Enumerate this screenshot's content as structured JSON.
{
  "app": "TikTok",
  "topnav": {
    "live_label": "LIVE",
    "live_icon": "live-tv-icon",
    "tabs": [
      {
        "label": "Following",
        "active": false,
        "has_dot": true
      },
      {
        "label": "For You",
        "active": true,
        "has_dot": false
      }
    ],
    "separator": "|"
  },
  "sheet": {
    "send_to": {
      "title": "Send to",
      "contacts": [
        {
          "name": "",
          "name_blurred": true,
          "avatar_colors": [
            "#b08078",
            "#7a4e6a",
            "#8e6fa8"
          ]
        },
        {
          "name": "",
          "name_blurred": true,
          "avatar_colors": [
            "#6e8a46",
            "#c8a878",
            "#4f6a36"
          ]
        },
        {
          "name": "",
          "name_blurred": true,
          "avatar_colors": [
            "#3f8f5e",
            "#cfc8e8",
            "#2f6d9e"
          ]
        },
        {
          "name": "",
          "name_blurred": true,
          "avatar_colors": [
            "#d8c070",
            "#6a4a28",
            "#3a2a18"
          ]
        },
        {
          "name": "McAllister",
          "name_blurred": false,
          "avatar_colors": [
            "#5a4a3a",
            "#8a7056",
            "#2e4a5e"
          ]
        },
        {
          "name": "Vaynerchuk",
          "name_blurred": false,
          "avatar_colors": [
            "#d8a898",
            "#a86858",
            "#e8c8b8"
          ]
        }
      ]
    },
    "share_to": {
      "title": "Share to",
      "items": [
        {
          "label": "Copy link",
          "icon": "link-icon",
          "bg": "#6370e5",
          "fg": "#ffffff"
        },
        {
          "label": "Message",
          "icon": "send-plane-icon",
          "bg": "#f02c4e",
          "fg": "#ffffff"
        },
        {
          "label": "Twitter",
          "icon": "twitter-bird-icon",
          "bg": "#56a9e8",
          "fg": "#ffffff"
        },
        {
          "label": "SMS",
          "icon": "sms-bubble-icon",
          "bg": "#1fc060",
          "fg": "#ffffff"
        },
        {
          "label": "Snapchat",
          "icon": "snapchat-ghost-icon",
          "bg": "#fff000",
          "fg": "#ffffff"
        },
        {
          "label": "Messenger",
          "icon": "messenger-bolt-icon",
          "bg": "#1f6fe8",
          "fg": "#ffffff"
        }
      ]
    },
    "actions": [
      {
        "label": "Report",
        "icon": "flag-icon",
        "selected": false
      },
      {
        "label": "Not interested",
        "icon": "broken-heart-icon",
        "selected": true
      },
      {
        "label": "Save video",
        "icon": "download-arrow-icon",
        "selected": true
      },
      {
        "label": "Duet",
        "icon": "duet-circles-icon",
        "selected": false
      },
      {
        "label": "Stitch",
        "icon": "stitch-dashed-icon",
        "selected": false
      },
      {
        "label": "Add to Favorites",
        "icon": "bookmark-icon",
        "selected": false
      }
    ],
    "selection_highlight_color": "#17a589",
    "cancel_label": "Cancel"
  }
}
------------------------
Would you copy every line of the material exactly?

Enumerate this screenshot's content as structured JSON.
{
  "app": "TikTok",
  "topnav": {
    "live_label": "LIVE",
    "live_icon": "live-tv-icon",
    "tabs": [
      {
        "label": "Following",
        "active": false,
        "has_dot": true
      },
      {
        "label": "For You",
        "active": true,
        "has_dot": false
      }
    ],
    "separator": "|"
  },
  "sheet": {
    "send_to": {
      "title": "Send to",
      "contacts": [
        {
          "name": "",
          "name_blurred": true,
          "avatar_colors": [
            "#b08078",
            "#7a4e6a",
            "#8e6fa8"
          ]
        },
        {
          "name": "",
          "name_blurred": true,
          "avatar_colors": [
            "#6e8a46",
            "#c8a878",
            "#4f6a36"
          ]
        },
        {
          "name": "",
          "name_blurred": true,
          "avatar_colors": [
            "#3f8f5e",
            "#cfc8e8",
            "#2f6d9e"
          ]
        },
        {
          "name": "",
          "name_blurred": true,
          "avatar_colors": [
            "#d8c070",
            "#6a4a28",
            "#3a2a18"
          ]
        },
        {
          "name": "McAllister",
          "name_blurred": false,
          "avatar_colors": [
            "#5a4a3a",
            "#8a7056",
            "#2e4a5e"
          ]
        },
        {
          "name": "Vaynerchuk",
          "name_blurred": false,
          "avatar_colors": [
            "#d8a898",
            "#a86858",
            "#e8c8b8"
          ]
        }
      ]
    },
    "share_to": {
      "title": "Share to",
      "items": [
        {
          "label": "Copy link",
          "icon": "link-icon",
          "bg": "#6370e5",
          "fg": "#ffffff"
        },
        {
          "label": "Message",
          "icon": "send-plane-icon",
          "bg": "#f02c4e",
          "fg": "#ffffff"
        },
        {
          "label": "Twitter",
          "icon": "twitter-bird-icon",
          "bg": "#56a9e8",
          "fg": "#ffffff"
        },
        {
          "label": "SMS",
          "icon": "sms-bubble-icon",
          "bg": "#1fc060",
          "fg": "#ffffff"
        },
        {
          "label": "Snapchat",
          "icon": "snapchat-ghost-icon",
          "bg": "#fff000",
          "fg": "#ffffff"
        },
        {
          "label": "Messenger",
          "icon": "messenger-bolt-icon",
          "bg": "#1f6fe8",
          "fg": "#ffffff"
        }
      ]
    },
    "actions": [
      {
        "label": "Report",
        "icon": "flag-icon",
        "selected": false
      },
      {
        "label": "Not interested",
        "icon": "broken-heart-icon",
        "selected": true
      },
      {
        "label": "Save video",
        "icon": "download-arrow-icon",
        "selected": true
      },
      {
        "label": "Duet",
        "icon": "duet-circles-icon",
        "selected": false
      },
      {
        "label": "Stitch",
        "icon": "stitch-dashed-icon",
        "selected": false
      },
      {
        "label": "Add to Favorites",
        "icon": "bookmark-icon",
        "selected": false
      }
    ],
    "selection_highlight_color": "#17a589",
    "cancel_label": "Cancel"
  }
}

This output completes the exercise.